AS IF THE STORY OF KlLROY weren't already ridiculously complex for a simple bit of graffiti, the Milwaukee Journal noted in 1946 that the words "and so was Smoe" were often added after "Kilroy was here." A B-24 airman writing in 1998 suggested that Smoe stood for "Sad men of Europe." But that airman, and writers who corresponded with Life magazine in 1962, made the strange claim that "Kilroy was here" was never seen together with the doodle of the long-nosed man.
Professionally engraved in two hidden places in the back of the stone monument are the simple words "Kilroy was here" and the doodle of their sad-faced companion.
"'Kilroy Was Here' was with every GI on every combat or occupation assignment during WWII and Korea ...," the petition states.

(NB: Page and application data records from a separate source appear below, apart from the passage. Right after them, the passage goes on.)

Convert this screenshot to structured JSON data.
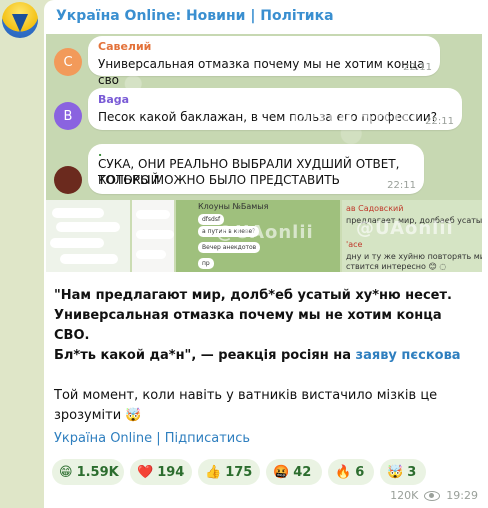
{
  "channel": {
    "title": "Україна Online: Новини | Політика"
  },
  "media_chat": [
    {
      "initial": "С",
      "name": "Савелий",
      "name_color": "#e3723a",
      "avatar_color": "#f29a5a",
      "text": "Универсальная отмазка почему мы не хотим конца сво",
      "time": "22:11"
    },
    {
      "initial": "B",
      "name": "Baga",
      "name_color": "#7a5bd6",
      "avatar_color": "#8a63e0",
      "text": "Песок какой баклажан, в чем польза его профессии?",
      "time": "22:11"
    },
    {
      "initial": "",
      "name": ".",
      "name_color": "#3c8f3c",
      "avatar_color": "#6b2a1e",
      "text_line1": "СУКА, ОНИ РЕАЛЬНО ВЫБРАЛИ ХУДШИЙ ОТВЕТ, КОТОРЫЙ",
      "text_line2": "ТОЛЬКО МОЖНО БЫЛО ПРЕДСТАВИТЬ",
      "time": "22:11"
    }
  ],
  "watermarks": {
    "top1": "@UAonlii",
    "top2": "@UAonlii",
    "strip": "@UAonlii",
    "strip2": "@UAonlii"
  },
  "strip": {
    "t2_name1": "Клоуны №Бамыя",
    "t2_msg1": "dfsdsf",
    "t2_name2": "а путин в киеве?",
    "t2_msg2": "Вечер анекдотов",
    "t2_name3": "пр",
    "t4_name1": "ав Садовский",
    "t4_msg1": "предлагает мир, долбаеб усатый хуй",
    "t4_name2": "'асе",
    "t4_msg2": "дну и ту же хуйню повторять милл",
    "t4_msg3": "ствится интересно 😊 ◌"
  },
  "caption": {
    "bold_line1": "\"Нам предлагают мир, долб*еб усатый ху*ню несет.",
    "bold_line2": "Универсальная отмазка почему мы не хотим конца СВО.",
    "bold_line3": "Бл*ть какой да*н\", — реакція росіян на ",
    "link_text": "заяву пєскова",
    "para2_line1": "Той момент, коли навіть у ватників вистачило мізків це",
    "para2_line2": "зрозуміти 🤯"
  },
  "subscribe_link": "Україна Online | Підписатись",
  "reactions": [
    {
      "emoji": "😁",
      "count": "1.59K"
    },
    {
      "emoji": "❤️",
      "count": "194"
    },
    {
      "emoji": "👍",
      "count": "175"
    },
    {
      "emoji": "🤬",
      "count": "42"
    },
    {
      "emoji": "🔥",
      "count": "6"
    },
    {
      "emoji": "🤯",
      "count": "3"
    }
  ],
  "meta": {
    "views": "120K",
    "time": "19:29"
  },
  "colors": {
    "accent": "#3a8fd0",
    "reaction_bg": "#eaf3e3",
    "reaction_text": "#2c6d2e"
  }
}
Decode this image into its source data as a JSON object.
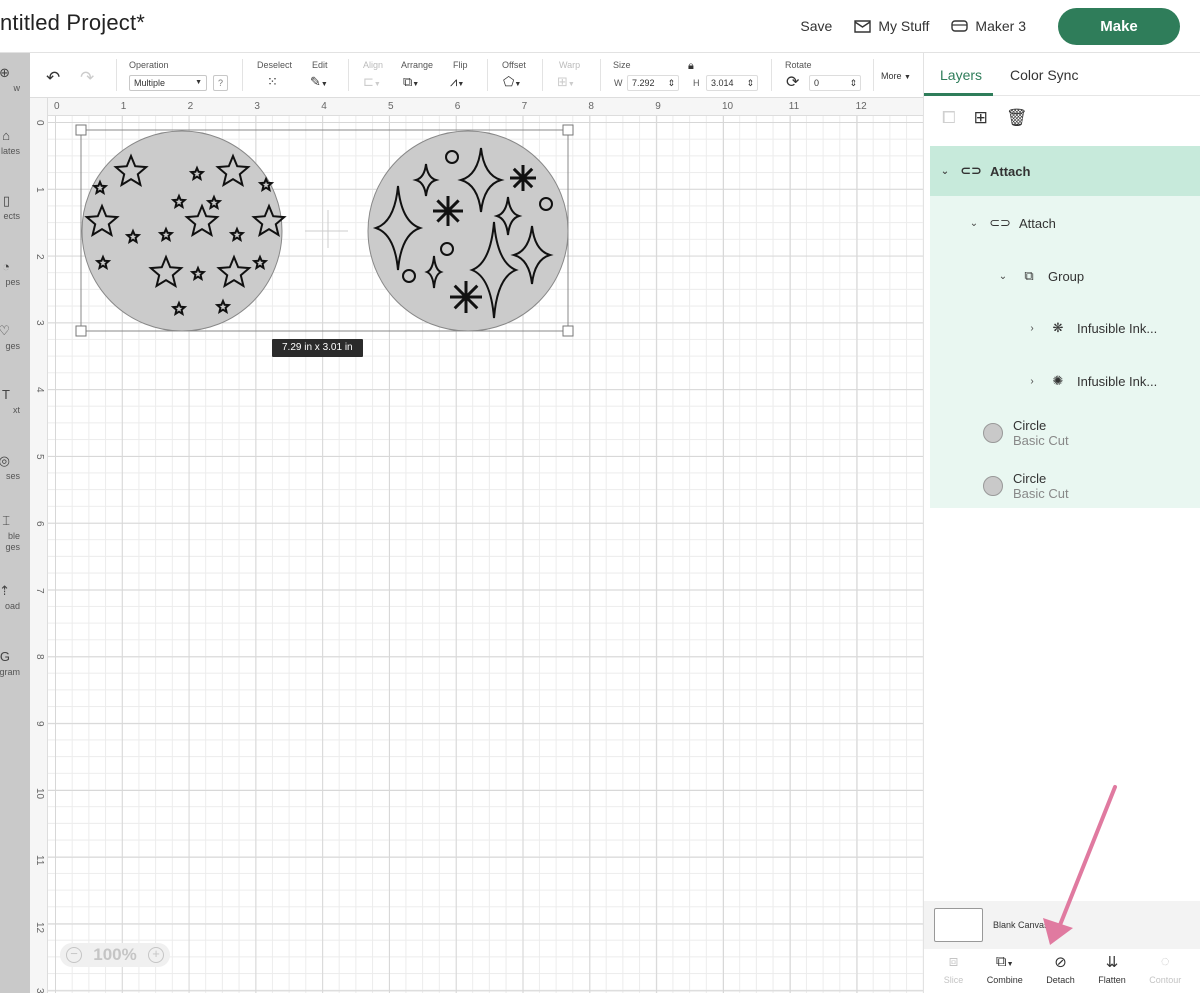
{
  "header": {
    "project_title": "ntitled Project*",
    "save_label": "Save",
    "my_stuff_label": "My Stuff",
    "machine_label": "Maker 3",
    "make_label": "Make"
  },
  "left_sidebar": {
    "items": [
      {
        "label": "w",
        "icon": "new-icon"
      },
      {
        "label": "lates",
        "icon": "templates-icon"
      },
      {
        "label": "ects",
        "icon": "projects-icon"
      },
      {
        "label": "pes",
        "icon": "shapes-icon"
      },
      {
        "label": "ges",
        "icon": "images-icon"
      },
      {
        "label": "xt",
        "icon": "text-icon"
      },
      {
        "label": "ses",
        "icon": "phrases-icon"
      },
      {
        "label": "ble\nges",
        "icon": "editable-images-icon"
      },
      {
        "label": "oad",
        "icon": "upload-icon"
      },
      {
        "label": "gram",
        "icon": "monogram-icon"
      }
    ]
  },
  "toolbar": {
    "operation_label": "Operation",
    "operation_value": "Multiple",
    "help_label": "?",
    "deselect_label": "Deselect",
    "edit_label": "Edit",
    "align_label": "Align",
    "arrange_label": "Arrange",
    "flip_label": "Flip",
    "offset_label": "Offset",
    "warp_label": "Warp",
    "size_label": "Size",
    "width_prefix": "W",
    "width_value": "7.292",
    "height_prefix": "H",
    "height_value": "3.014",
    "rotate_label": "Rotate",
    "rotate_value": "0",
    "more_label": "More"
  },
  "canvas": {
    "ruler_top": [
      "0",
      "1",
      "2",
      "3",
      "4",
      "5",
      "6",
      "7",
      "8",
      "9",
      "10",
      "11",
      "12"
    ],
    "ruler_left": [
      "0",
      "1",
      "2",
      "3",
      "4",
      "5",
      "6",
      "7",
      "8",
      "9",
      "10",
      "11",
      "12",
      "3"
    ],
    "size_badge": "7.29  in x 3.01  in",
    "zoom_level": "100%"
  },
  "right_panel": {
    "tabs": [
      {
        "label": "Layers",
        "active": true
      },
      {
        "label": "Color Sync",
        "active": false
      }
    ],
    "layers": [
      {
        "name": "Attach",
        "type": "attach",
        "level": 0
      },
      {
        "name": "Attach",
        "type": "attach",
        "level": 1
      },
      {
        "name": "Group",
        "type": "group",
        "level": 2
      },
      {
        "name": "Infusible Ink...",
        "type": "image",
        "level": 3
      },
      {
        "name": "Infusible Ink...",
        "type": "image",
        "level": 3
      },
      {
        "name": "Circle",
        "subtitle": "Basic Cut",
        "type": "shape"
      },
      {
        "name": "Circle",
        "subtitle": "Basic Cut",
        "type": "shape"
      }
    ],
    "blank_canvas_label": "Blank Canvas",
    "bottom_tools": [
      {
        "label": "Slice",
        "enabled": false
      },
      {
        "label": "Combine",
        "enabled": true
      },
      {
        "label": "Detach",
        "enabled": true
      },
      {
        "label": "Flatten",
        "enabled": true
      },
      {
        "label": "Contour",
        "enabled": false
      }
    ]
  },
  "annotation": {
    "arrow_color": "#e07aa0",
    "points_to": "Detach"
  },
  "colors": {
    "brand": "#2f7d5a",
    "layer_highlight": "#c7eadb",
    "layer_bg": "#e9f7f1"
  }
}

[Art] is the artist's way of scribbling 'Kilroy was here' on the wall."